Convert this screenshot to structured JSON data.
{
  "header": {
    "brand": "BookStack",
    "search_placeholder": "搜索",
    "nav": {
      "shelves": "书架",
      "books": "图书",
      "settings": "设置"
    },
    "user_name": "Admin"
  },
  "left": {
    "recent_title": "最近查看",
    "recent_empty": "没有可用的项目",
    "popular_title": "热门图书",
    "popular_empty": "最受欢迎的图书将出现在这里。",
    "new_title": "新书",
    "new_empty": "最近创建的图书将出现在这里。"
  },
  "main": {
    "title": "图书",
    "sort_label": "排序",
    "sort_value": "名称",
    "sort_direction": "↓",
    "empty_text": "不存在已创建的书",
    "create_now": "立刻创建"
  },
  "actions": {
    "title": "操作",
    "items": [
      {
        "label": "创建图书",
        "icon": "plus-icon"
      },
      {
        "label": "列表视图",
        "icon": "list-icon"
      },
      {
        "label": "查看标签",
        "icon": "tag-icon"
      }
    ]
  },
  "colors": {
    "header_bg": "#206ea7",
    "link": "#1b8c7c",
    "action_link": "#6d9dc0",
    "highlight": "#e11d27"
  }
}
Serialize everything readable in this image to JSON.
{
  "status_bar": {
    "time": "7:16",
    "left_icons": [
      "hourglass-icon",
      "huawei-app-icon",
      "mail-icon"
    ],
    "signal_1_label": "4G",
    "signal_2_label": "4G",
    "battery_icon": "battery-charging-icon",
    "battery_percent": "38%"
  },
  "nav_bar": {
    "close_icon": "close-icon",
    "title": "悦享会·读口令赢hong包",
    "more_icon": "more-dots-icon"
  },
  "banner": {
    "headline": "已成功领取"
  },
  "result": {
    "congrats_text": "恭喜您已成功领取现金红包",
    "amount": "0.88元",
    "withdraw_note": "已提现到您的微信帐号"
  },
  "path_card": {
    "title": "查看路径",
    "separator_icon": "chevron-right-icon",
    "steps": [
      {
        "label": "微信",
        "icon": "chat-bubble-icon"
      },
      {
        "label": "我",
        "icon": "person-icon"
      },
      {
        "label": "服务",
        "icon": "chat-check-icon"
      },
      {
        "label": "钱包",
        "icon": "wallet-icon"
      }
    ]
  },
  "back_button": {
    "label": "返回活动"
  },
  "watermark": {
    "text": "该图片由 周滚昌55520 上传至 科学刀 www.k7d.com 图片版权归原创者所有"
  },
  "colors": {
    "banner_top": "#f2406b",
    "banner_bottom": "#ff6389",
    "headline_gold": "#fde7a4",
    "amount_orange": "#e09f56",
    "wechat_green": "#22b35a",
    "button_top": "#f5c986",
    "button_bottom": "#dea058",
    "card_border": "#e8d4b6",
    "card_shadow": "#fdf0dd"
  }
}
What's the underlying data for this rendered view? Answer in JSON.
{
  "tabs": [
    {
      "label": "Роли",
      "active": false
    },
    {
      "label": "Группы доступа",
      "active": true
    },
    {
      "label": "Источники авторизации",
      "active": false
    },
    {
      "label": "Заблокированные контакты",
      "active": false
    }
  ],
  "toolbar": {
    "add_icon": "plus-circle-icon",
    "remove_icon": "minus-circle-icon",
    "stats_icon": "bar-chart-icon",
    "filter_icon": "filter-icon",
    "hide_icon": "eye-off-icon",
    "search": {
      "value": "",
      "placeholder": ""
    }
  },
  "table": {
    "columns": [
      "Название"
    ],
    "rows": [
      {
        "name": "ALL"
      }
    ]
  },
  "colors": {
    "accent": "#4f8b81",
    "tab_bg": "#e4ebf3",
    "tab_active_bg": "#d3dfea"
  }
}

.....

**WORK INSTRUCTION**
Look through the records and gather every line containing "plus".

**ANSWER SECTION**
        "icon": "plus-icon"
    "add_icon": "plus-circle-icon",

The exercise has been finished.